On Slavery


Even if we were to suppose that there were this terrible right to kill everyone, I maintain that neither a person enslaved during wartime nor a conquered people bears any obligation whatever toward its master, except to obey him for as long as it is forced to do so. In taking the equivalent of his life, the victor has done him no favor. Instead of killing him unprofitably, he kills him usefully. Hence, far from the victor having acquired any authority over him beyond force, the state of war subsists between them just as before. Their relationship itself is the effect of war, and the usage of the right to war does not suppose any peace treaty. They have made a contract. Fine. But this contract, far from destroying the state of war, presupposes its continuation.

Thus, from every point of view, the right of slavery is null, not simply because it is illegitimate, but because it is absurd and meaningless. These words, slavery and right, are contradictory. They are mutually exclusive. Whether it is the statement of one man to another man, or of one man to a people, the following sort of talk will always be equally nonsensical. “I make an agreement with you that is wholly at your expense and wholly to my advantage; and, for as long as it pleases me, I will observe it and so will you.”
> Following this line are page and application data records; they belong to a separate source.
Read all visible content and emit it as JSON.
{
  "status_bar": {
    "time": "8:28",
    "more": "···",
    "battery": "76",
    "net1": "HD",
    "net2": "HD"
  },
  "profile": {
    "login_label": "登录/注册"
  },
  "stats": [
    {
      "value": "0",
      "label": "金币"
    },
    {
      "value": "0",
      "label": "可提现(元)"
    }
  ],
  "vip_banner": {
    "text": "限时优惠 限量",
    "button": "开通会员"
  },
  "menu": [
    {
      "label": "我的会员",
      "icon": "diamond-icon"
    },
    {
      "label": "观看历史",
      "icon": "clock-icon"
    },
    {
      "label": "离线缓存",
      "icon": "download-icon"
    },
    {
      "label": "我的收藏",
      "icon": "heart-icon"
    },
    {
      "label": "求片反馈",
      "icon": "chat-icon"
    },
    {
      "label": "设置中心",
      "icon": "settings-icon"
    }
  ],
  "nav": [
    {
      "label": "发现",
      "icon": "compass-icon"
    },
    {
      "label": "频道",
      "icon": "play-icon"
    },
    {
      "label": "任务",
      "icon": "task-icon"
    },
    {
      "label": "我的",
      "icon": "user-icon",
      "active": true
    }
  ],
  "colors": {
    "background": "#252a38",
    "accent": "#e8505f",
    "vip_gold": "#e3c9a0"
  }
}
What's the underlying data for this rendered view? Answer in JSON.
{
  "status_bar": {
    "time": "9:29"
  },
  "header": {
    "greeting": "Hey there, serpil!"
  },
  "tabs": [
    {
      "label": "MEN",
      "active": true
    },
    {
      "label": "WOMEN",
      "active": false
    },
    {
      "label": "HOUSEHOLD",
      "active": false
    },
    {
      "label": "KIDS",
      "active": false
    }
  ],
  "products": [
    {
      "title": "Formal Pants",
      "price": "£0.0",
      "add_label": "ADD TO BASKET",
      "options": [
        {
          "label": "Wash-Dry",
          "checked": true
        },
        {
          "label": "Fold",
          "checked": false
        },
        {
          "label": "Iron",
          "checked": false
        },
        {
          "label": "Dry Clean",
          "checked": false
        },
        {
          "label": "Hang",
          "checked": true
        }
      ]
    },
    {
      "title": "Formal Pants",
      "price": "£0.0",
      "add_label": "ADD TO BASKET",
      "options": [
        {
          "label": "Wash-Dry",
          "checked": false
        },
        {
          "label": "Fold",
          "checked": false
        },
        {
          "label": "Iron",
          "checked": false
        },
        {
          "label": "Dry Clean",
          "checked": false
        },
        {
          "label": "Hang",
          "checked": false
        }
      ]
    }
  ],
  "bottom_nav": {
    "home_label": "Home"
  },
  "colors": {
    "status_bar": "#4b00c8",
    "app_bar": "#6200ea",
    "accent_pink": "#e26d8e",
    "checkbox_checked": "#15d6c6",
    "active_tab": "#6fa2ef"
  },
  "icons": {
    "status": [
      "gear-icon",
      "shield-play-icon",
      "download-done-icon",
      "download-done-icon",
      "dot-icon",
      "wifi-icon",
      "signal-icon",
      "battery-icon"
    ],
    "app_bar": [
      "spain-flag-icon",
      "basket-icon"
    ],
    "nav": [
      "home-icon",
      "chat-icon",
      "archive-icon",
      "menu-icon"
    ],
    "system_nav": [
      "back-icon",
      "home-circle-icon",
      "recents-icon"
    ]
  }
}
– Jean-Jacques Rousseau, On the Social Contract (On Slavery, Chapter 4)